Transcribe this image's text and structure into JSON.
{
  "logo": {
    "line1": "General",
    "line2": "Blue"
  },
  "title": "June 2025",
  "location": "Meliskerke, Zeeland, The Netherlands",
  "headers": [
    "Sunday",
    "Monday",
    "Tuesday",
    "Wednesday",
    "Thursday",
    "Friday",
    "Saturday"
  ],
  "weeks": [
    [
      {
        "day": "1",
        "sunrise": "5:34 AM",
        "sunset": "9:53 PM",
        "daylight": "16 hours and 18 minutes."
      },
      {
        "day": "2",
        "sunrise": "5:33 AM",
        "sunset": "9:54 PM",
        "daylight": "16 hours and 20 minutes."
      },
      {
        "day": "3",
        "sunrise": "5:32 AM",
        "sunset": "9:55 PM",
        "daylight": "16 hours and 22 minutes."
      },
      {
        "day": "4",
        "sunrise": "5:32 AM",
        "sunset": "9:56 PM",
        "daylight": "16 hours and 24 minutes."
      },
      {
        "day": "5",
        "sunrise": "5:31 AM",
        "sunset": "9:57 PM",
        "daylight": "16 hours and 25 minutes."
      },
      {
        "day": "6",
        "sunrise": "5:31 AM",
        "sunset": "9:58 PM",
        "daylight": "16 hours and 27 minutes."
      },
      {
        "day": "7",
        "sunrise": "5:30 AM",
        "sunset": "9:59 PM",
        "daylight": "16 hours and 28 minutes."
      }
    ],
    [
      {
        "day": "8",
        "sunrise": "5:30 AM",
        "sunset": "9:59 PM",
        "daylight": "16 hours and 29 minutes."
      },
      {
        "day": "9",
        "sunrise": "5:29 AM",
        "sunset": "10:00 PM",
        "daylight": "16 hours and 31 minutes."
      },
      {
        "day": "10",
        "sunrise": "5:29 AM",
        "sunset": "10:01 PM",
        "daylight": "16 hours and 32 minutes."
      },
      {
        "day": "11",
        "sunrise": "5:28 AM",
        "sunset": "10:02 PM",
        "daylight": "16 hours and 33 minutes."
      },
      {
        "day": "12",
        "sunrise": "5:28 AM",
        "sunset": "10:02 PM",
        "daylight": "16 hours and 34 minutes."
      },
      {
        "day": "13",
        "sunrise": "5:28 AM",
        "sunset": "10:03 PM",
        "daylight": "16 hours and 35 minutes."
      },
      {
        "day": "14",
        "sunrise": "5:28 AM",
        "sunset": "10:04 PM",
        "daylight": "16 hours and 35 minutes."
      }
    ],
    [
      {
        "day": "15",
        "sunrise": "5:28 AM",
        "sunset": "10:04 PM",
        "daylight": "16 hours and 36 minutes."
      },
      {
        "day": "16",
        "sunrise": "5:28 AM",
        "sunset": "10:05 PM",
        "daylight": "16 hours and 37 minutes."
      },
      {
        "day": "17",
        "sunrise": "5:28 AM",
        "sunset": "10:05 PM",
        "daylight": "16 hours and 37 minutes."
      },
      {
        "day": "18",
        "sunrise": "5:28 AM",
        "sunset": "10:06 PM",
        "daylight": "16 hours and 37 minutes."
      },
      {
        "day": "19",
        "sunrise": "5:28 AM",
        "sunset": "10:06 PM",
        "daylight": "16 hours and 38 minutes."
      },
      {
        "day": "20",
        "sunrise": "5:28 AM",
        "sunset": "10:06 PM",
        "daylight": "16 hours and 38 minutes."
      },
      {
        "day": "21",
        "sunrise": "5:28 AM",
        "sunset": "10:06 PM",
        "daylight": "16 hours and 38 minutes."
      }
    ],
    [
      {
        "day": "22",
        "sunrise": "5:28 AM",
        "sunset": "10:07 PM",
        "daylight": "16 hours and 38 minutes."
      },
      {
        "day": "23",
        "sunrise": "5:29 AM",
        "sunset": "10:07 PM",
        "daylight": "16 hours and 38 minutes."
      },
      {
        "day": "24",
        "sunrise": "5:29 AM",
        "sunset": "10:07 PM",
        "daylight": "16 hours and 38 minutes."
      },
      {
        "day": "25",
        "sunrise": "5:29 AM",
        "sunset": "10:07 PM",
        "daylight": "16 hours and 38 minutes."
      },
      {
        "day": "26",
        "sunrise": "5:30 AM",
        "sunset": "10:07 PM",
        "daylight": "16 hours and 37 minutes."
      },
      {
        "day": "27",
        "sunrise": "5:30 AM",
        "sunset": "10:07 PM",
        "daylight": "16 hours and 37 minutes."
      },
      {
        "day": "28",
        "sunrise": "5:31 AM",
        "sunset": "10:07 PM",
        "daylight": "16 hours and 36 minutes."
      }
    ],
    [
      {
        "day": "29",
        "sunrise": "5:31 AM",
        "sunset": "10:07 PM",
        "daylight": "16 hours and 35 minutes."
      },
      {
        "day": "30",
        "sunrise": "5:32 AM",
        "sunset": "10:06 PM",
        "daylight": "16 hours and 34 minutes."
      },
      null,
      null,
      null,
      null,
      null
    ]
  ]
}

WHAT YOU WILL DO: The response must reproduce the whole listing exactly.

EXERCISE OUTPUT:
Transcribe this image's text and structure into JSON.
{
  "logo": {
    "line1": "General",
    "line2": "Blue"
  },
  "title": "June 2025",
  "location": "Meliskerke, Zeeland, The Netherlands",
  "headers": [
    "Sunday",
    "Monday",
    "Tuesday",
    "Wednesday",
    "Thursday",
    "Friday",
    "Saturday"
  ],
  "weeks": [
    [
      {
        "day": "1",
        "sunrise": "5:34 AM",
        "sunset": "9:53 PM",
        "daylight": "16 hours and 18 minutes."
      },
      {
        "day": "2",
        "sunrise": "5:33 AM",
        "sunset": "9:54 PM",
        "daylight": "16 hours and 20 minutes."
      },
      {
        "day": "3",
        "sunrise": "5:32 AM",
        "sunset": "9:55 PM",
        "daylight": "16 hours and 22 minutes."
      },
      {
        "day": "4",
        "sunrise": "5:32 AM",
        "sunset": "9:56 PM",
        "daylight": "16 hours and 24 minutes."
      },
      {
        "day": "5",
        "sunrise": "5:31 AM",
        "sunset": "9:57 PM",
        "daylight": "16 hours and 25 minutes."
      },
      {
        "day": "6",
        "sunrise": "5:31 AM",
        "sunset": "9:58 PM",
        "daylight": "16 hours and 27 minutes."
      },
      {
        "day": "7",
        "sunrise": "5:30 AM",
        "sunset": "9:59 PM",
        "daylight": "16 hours and 28 minutes."
      }
    ],
    [
      {
        "day": "8",
        "sunrise": "5:30 AM",
        "sunset": "9:59 PM",
        "daylight": "16 hours and 29 minutes."
      },
      {
        "day": "9",
        "sunrise": "5:29 AM",
        "sunset": "10:00 PM",
        "daylight": "16 hours and 31 minutes."
      },
      {
        "day": "10",
        "sunrise": "5:29 AM",
        "sunset": "10:01 PM",
        "daylight": "16 hours and 32 minutes."
      },
      {
        "day": "11",
        "sunrise": "5:28 AM",
        "sunset": "10:02 PM",
        "daylight": "16 hours and 33 minutes."
      },
      {
        "day": "12",
        "sunrise": "5:28 AM",
        "sunset": "10:02 PM",
        "daylight": "16 hours and 34 minutes."
      },
      {
        "day": "13",
        "sunrise": "5:28 AM",
        "sunset": "10:03 PM",
        "daylight": "16 hours and 35 minutes."
      },
      {
        "day": "14",
        "sunrise": "5:28 AM",
        "sunset": "10:04 PM",
        "daylight": "16 hours and 35 minutes."
      }
    ],
    [
      {
        "day": "15",
        "sunrise": "5:28 AM",
        "sunset": "10:04 PM",
        "daylight": "16 hours and 36 minutes."
      },
      {
        "day": "16",
        "sunrise": "5:28 AM",
        "sunset": "10:05 PM",
        "daylight": "16 hours and 37 minutes."
      },
      {
        "day": "17",
        "sunrise": "5:28 AM",
        "sunset": "10:05 PM",
        "daylight": "16 hours and 37 minutes."
      },
      {
        "day": "18",
        "sunrise": "5:28 AM",
        "sunset": "10:06 PM",
        "daylight": "16 hours and 37 minutes."
      },
      {
        "day": "19",
        "sunrise": "5:28 AM",
        "sunset": "10:06 PM",
        "daylight": "16 hours and 38 minutes."
      },
      {
        "day": "20",
        "sunrise": "5:28 AM",
        "sunset": "10:06 PM",
        "daylight": "16 hours and 38 minutes."
      },
      {
        "day": "21",
        "sunrise": "5:28 AM",
        "sunset": "10:06 PM",
        "daylight": "16 hours and 38 minutes."
      }
    ],
    [
      {
        "day": "22",
        "sunrise": "5:28 AM",
        "sunset": "10:07 PM",
        "daylight": "16 hours and 38 minutes."
      },
      {
        "day": "23",
        "sunrise": "5:29 AM",
        "sunset": "10:07 PM",
        "daylight": "16 hours and 38 minutes."
      },
      {
        "day": "24",
        "sunrise": "5:29 AM",
        "sunset": "10:07 PM",
        "daylight": "16 hours and 38 minutes."
      },
      {
        "day": "25",
        "sunrise": "5:29 AM",
        "sunset": "10:07 PM",
        "daylight": "16 hours and 38 minutes."
      },
      {
        "day": "26",
        "sunrise": "5:30 AM",
        "sunset": "10:07 PM",
        "daylight": "16 hours and 37 minutes."
      },
      {
        "day": "27",
        "sunrise": "5:30 AM",
        "sunset": "10:07 PM",
        "daylight": "16 hours and 37 minutes."
      },
      {
        "day": "28",
        "sunrise": "5:31 AM",
        "sunset": "10:07 PM",
        "daylight": "16 hours and 36 minutes."
      }
    ],
    [
      {
        "day": "29",
        "sunrise": "5:31 AM",
        "sunset": "10:07 PM",
        "daylight": "16 hours and 35 minutes."
      },
      {
        "day": "30",
        "sunrise": "5:32 AM",
        "sunset": "10:06 PM",
        "daylight": "16 hours and 34 minutes."
      },
      null,
      null,
      null,
      null,
      null
    ]
  ]
}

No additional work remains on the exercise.